--- Assignment ---
Look through the entries below and report every line that has "label".

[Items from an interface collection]
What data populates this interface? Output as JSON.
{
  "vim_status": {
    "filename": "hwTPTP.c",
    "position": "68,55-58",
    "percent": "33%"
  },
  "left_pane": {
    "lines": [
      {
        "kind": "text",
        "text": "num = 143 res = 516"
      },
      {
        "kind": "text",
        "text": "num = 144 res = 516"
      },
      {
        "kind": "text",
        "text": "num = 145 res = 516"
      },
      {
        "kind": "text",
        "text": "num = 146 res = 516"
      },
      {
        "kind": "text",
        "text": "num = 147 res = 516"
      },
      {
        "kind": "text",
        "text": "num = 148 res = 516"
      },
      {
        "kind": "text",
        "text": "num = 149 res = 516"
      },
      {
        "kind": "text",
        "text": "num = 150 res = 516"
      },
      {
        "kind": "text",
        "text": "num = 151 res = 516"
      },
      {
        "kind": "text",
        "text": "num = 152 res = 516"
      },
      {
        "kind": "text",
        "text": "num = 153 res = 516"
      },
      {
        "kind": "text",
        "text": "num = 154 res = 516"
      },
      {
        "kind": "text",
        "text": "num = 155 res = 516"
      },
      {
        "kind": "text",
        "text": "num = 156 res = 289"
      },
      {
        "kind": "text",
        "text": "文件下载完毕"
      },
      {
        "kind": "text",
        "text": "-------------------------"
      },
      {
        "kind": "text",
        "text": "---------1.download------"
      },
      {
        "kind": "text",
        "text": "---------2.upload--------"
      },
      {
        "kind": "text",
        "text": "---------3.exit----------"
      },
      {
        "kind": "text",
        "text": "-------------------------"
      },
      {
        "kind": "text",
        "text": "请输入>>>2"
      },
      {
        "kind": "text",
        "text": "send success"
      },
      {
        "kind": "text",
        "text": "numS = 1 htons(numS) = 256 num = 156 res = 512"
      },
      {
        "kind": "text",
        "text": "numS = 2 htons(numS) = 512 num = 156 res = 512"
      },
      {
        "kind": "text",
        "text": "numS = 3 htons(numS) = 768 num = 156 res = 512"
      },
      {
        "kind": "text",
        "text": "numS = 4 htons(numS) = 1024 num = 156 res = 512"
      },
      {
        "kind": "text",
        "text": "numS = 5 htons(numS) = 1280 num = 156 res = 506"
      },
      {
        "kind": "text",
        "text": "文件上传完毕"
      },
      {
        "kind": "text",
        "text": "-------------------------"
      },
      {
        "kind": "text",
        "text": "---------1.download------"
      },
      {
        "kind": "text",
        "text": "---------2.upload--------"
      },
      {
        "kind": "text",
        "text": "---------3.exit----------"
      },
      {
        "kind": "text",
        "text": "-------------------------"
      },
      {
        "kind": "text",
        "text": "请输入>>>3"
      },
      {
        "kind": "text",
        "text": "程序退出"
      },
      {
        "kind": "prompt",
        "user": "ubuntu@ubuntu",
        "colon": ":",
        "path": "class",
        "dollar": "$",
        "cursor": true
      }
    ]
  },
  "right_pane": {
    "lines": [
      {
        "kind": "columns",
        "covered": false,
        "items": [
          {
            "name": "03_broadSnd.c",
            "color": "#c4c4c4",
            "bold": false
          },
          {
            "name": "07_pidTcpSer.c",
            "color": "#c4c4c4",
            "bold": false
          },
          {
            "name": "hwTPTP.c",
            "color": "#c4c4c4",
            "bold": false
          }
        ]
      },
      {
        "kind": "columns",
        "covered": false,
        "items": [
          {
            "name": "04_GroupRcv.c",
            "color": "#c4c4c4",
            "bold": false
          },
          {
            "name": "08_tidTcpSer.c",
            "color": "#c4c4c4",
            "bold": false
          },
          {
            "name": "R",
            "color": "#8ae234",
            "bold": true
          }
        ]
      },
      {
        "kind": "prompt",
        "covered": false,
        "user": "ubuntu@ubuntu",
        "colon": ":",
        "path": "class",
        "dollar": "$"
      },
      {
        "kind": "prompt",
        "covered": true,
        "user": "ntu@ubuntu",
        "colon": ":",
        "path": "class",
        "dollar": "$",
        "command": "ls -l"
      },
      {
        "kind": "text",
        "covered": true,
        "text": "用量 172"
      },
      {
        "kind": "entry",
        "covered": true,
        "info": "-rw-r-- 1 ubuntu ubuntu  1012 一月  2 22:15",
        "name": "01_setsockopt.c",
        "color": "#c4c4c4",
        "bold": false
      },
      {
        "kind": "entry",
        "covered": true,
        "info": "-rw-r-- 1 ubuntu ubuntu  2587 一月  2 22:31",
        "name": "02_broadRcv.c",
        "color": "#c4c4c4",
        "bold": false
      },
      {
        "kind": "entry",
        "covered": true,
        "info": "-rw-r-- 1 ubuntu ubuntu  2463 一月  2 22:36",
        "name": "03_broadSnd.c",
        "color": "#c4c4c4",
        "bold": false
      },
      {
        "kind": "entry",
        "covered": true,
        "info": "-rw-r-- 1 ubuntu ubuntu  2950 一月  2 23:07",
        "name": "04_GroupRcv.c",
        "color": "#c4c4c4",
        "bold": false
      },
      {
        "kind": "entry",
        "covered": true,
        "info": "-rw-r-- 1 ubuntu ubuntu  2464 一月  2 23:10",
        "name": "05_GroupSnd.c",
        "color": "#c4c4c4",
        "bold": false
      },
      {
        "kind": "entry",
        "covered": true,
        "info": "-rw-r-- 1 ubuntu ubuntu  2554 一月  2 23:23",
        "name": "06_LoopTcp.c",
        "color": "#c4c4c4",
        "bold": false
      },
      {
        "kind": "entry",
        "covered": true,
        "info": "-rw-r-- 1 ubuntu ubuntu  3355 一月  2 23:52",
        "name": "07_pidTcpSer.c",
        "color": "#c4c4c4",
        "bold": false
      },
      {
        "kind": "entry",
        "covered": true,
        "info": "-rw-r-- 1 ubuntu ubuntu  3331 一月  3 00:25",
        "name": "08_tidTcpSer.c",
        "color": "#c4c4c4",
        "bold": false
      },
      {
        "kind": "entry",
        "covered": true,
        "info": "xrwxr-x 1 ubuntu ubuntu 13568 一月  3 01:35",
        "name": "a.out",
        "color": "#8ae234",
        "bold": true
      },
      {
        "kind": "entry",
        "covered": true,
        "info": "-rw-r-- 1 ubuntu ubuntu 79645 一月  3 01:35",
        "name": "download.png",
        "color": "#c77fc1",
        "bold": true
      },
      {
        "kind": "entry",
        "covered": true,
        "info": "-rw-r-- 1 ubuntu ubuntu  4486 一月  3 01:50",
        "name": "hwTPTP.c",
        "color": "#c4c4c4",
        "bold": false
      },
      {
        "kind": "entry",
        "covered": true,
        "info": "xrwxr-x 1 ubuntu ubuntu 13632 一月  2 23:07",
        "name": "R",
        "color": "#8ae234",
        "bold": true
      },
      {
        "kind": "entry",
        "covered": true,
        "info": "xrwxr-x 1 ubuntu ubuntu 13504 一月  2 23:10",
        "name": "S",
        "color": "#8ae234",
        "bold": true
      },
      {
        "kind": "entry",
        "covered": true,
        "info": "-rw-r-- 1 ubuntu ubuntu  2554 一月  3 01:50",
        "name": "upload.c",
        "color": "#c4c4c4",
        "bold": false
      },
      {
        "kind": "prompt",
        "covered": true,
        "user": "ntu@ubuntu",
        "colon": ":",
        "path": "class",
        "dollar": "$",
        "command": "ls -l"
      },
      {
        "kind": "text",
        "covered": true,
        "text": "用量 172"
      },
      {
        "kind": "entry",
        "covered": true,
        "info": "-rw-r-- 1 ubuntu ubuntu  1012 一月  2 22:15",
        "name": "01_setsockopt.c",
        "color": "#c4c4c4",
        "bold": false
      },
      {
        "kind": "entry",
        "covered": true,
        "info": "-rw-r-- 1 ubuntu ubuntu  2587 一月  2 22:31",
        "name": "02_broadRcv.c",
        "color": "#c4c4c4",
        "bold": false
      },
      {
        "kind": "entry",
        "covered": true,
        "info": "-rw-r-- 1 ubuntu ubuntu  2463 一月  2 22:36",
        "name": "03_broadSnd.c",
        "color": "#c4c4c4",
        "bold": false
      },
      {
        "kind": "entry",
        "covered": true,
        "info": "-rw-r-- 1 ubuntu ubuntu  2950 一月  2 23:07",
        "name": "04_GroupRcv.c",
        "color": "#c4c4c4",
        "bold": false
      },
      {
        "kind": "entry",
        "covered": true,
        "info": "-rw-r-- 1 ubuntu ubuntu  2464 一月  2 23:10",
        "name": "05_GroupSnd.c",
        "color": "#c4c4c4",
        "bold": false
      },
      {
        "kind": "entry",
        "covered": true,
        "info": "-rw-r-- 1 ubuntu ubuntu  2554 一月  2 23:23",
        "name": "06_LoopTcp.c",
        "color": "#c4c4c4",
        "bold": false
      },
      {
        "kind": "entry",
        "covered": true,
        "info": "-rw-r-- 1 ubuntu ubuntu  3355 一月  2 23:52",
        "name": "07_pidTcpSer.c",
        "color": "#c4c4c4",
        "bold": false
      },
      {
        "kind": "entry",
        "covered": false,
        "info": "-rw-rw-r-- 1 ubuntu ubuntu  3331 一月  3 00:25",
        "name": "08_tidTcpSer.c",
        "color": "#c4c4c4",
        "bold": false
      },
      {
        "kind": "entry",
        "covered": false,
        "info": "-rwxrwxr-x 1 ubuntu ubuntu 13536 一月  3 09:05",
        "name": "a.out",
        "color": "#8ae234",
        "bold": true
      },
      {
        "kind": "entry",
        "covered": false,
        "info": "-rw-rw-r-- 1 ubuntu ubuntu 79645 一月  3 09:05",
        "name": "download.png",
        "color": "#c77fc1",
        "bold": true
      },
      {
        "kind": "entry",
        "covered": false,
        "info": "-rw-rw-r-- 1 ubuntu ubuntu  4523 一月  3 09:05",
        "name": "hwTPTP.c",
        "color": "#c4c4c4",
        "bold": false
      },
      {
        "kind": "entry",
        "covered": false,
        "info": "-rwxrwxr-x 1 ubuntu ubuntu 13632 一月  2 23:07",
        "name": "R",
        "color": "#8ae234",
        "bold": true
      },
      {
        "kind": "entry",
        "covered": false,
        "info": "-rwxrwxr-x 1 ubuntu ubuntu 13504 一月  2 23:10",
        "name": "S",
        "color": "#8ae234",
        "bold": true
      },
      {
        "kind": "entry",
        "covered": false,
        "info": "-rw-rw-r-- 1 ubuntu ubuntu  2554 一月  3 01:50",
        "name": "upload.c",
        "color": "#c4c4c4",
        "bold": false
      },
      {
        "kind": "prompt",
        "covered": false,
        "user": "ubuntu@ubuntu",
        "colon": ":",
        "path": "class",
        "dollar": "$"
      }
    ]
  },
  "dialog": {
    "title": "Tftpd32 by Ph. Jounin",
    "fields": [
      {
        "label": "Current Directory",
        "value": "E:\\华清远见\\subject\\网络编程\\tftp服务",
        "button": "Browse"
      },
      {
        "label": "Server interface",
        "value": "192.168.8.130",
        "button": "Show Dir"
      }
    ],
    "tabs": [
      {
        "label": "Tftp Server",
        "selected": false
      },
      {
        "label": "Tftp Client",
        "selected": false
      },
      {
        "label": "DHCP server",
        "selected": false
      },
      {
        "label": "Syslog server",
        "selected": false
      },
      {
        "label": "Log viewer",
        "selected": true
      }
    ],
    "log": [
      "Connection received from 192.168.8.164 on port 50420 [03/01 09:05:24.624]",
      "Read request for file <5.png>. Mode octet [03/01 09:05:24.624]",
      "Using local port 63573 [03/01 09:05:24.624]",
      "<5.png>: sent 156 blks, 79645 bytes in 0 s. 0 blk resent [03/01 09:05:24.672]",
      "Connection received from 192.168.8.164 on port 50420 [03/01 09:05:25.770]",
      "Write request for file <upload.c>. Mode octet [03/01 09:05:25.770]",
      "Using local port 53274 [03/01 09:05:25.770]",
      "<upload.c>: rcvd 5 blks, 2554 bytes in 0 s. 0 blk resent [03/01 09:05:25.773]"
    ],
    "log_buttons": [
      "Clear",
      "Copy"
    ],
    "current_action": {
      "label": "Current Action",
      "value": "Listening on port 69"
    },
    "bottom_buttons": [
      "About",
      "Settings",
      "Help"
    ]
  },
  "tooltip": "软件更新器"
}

--- Response to the task ---
        "label": "Current Directory",
        "label": "Server interface",
        "label": "Tftp Server",
        "label": "Tftp Client",
        "label": "DHCP server",
        "label": "Syslog server",
        "label": "Log viewer",
      "label": "Current Action",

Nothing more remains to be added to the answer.